*This is a guest post for The Petite Bijou
French gastronomy is iconic.
While the food itself is exceptional, there is an entire set of rules around shopping, eating, and cooking that helps to make French dining so singular in nature.
The culture of food in France – while set in its ways – is not as stuffy or rigid as we think it to be here in the States. And who doesn’t like being a little fancy now and again?
You’d be hard pressed to find a ‘normal’ sized refrigerator in France. Most families have only what we could call a mini-fridge.
Before you go chain yourself to your 2nd industrial size freezer in the garage, let me explain!
Thanks to the copious amounts of open-air markets and independent grocers in France (aka 3 markets within 2 blocks of your house), families are able to shop daily for fresh food.
Daily shopping means that the French don’t buy in bulk and store food; proper portioning translates to no leftovers, either! That means you can fill your fridge with wine, instead 😉
We all know about 7-course meals, escargots, frog legs. But what does everyday home cooking look like in France?
Using the groceries you picked up at the market that day, you’ll cook a 3-course meal. And don’t worry – portions are smaller than in the US so you’re not gorging yourself here!
For an entrée (this means appetizer – don’t get it confused with the English ‘entrée’ which means main dish) you’ll likely see a meat and cheese plate. The only prep on this is slicing bread and cutting cheese! Easy!
There are thousands of plats (main dishes) to choose from – I’ll let Julia Child take care of this one – but what’s important to note here is that there should a balance of meat, starch, and vegetable. And more bread. Don’t you dare forget that baguette!
Fun fact: the French have a superstition that an upside-down baguette brings good luck!
Depending on how heavy your main dish was, dessert can be anything from Greek yogurt with fruit (healthy can still be sweet!) to crème brûlée to heavy chocolate ganache!
As with French style, balance is the key to a proper meal.
Oh, and please no fat-free margarine! The French are adamant that healthy food means real food (not hydrogenated oil with the word ‘light’ slapped on the label)
Etiquette might be the most important part of this food trifecta!
There are some simple rules for this one:
No elbows on the table
Hands visible at all time
Break (don’t cut) your bread into bite-sized pieces before eating
Your bread belongs on the table, not a napkin or plate
The host serves water and wine to everyone before themselves
Everyone starts eating together (and take your time!)
These might sound a bit obvious, but strict adherence to this rules provides a harmonious dining experience for all!

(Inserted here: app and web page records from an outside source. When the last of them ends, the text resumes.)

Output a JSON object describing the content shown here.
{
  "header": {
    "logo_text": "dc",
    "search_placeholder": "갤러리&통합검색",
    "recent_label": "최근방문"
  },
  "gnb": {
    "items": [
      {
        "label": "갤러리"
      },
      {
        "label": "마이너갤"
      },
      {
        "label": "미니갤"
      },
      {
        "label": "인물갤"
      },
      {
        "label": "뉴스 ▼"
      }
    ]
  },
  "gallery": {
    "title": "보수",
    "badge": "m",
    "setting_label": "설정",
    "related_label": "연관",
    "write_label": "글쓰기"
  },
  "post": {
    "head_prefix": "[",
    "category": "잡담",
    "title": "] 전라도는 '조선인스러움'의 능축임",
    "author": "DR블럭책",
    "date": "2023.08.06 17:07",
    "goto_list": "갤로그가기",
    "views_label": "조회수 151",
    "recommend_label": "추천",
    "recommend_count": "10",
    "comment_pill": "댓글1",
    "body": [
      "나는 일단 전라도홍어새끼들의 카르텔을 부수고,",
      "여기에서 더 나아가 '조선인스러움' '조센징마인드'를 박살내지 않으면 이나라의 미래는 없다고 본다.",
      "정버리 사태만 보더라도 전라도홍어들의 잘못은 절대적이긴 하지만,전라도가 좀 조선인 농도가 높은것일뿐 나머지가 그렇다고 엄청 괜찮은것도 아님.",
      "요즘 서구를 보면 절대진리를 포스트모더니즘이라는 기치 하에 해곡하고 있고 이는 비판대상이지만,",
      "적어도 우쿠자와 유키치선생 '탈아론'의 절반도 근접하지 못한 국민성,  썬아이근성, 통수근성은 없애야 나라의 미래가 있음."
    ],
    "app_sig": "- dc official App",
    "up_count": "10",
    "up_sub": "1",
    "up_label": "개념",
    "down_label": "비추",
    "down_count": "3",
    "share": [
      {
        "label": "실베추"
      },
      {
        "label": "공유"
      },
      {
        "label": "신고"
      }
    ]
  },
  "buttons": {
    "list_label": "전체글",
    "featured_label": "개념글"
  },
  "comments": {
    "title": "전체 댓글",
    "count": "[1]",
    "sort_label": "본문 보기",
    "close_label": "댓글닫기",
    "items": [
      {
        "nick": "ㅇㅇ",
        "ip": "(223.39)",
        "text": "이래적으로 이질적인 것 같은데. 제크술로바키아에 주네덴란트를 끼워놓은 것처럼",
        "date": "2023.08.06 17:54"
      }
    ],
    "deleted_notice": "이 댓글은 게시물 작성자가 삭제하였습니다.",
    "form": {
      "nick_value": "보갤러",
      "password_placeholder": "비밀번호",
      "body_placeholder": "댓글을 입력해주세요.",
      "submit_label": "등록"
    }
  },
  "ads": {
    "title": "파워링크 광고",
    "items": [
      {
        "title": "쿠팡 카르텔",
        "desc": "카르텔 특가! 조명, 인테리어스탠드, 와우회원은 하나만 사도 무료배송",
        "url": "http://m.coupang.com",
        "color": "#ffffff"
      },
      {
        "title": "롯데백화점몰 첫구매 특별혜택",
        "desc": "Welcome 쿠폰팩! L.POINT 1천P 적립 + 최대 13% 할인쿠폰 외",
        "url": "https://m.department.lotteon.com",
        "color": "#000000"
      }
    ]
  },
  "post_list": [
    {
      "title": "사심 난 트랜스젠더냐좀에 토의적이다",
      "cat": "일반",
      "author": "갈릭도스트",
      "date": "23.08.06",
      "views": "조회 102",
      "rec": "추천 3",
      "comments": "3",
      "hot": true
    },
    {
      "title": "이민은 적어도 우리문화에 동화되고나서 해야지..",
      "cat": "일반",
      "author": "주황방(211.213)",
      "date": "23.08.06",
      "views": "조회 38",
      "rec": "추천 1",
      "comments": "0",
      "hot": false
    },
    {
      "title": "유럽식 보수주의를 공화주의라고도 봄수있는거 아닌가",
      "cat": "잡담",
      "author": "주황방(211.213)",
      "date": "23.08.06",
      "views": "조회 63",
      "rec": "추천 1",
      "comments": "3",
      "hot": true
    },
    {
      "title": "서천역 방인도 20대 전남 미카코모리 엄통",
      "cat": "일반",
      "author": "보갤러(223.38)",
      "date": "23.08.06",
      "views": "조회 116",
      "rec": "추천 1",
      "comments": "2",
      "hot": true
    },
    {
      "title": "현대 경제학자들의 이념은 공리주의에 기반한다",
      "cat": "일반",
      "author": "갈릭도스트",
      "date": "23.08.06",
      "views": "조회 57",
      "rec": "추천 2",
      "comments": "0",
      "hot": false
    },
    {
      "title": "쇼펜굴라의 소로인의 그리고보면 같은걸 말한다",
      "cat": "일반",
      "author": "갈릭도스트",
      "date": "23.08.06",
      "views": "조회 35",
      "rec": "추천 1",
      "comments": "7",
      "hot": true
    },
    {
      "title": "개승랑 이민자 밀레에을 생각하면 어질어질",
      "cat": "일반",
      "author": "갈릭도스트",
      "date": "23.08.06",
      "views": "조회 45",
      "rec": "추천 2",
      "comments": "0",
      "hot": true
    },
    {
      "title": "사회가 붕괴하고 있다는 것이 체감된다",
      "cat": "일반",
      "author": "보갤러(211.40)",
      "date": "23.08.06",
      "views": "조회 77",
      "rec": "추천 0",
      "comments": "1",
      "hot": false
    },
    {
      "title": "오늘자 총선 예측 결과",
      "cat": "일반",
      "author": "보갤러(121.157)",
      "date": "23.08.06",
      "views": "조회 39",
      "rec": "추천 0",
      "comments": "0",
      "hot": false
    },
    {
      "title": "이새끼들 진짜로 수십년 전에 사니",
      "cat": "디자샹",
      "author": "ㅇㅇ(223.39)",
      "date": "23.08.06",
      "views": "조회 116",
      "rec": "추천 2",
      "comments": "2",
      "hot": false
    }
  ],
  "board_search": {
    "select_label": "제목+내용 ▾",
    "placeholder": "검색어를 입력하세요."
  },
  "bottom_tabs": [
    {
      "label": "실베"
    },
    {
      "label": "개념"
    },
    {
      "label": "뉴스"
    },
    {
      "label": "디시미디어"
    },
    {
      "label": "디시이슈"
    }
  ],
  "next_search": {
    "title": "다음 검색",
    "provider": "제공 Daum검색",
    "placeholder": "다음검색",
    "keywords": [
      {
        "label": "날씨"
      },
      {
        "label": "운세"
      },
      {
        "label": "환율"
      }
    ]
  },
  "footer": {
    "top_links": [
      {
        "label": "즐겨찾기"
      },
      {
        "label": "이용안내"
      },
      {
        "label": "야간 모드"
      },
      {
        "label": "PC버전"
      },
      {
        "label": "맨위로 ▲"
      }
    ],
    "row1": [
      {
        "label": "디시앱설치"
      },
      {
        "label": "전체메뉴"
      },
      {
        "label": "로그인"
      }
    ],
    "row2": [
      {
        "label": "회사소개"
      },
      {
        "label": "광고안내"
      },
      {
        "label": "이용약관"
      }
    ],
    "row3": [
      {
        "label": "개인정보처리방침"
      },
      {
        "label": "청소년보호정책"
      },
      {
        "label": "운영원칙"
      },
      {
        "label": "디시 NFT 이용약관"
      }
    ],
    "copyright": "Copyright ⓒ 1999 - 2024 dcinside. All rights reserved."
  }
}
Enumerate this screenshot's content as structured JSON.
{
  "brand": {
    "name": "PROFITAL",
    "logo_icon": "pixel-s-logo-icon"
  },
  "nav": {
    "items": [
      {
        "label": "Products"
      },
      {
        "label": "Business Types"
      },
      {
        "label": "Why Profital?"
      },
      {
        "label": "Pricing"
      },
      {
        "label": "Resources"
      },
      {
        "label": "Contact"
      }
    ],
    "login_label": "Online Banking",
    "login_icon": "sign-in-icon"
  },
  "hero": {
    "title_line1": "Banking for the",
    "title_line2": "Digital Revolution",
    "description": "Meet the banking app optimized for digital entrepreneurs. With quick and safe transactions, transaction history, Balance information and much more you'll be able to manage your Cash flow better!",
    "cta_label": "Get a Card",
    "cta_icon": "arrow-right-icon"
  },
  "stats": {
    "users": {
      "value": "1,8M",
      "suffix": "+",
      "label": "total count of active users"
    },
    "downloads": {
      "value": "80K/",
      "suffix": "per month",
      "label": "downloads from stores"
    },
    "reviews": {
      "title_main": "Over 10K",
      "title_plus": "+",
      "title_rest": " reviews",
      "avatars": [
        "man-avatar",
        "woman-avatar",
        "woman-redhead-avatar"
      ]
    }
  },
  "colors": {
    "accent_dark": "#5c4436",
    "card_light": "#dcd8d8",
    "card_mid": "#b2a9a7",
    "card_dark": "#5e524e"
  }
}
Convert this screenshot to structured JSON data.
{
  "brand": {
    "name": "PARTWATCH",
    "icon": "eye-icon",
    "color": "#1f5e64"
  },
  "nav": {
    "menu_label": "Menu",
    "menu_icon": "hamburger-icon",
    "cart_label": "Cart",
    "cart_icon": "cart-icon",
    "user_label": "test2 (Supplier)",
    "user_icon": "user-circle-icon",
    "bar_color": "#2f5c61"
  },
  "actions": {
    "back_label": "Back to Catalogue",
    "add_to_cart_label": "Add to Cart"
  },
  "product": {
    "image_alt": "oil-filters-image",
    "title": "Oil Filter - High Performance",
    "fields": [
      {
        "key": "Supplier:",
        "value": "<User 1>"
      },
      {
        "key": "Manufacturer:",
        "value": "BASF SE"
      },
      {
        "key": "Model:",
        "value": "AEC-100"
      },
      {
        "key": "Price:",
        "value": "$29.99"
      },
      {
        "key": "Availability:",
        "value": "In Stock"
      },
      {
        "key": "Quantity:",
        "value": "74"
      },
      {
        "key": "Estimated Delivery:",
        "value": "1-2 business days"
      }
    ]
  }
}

Food in France is a communal experience – bring your friends and family together and enjoy!
If you like posts about french style, food, and culture, check out some of my posts below! Enjoy!
How many markets are near you? Shop and cook like the French for a week!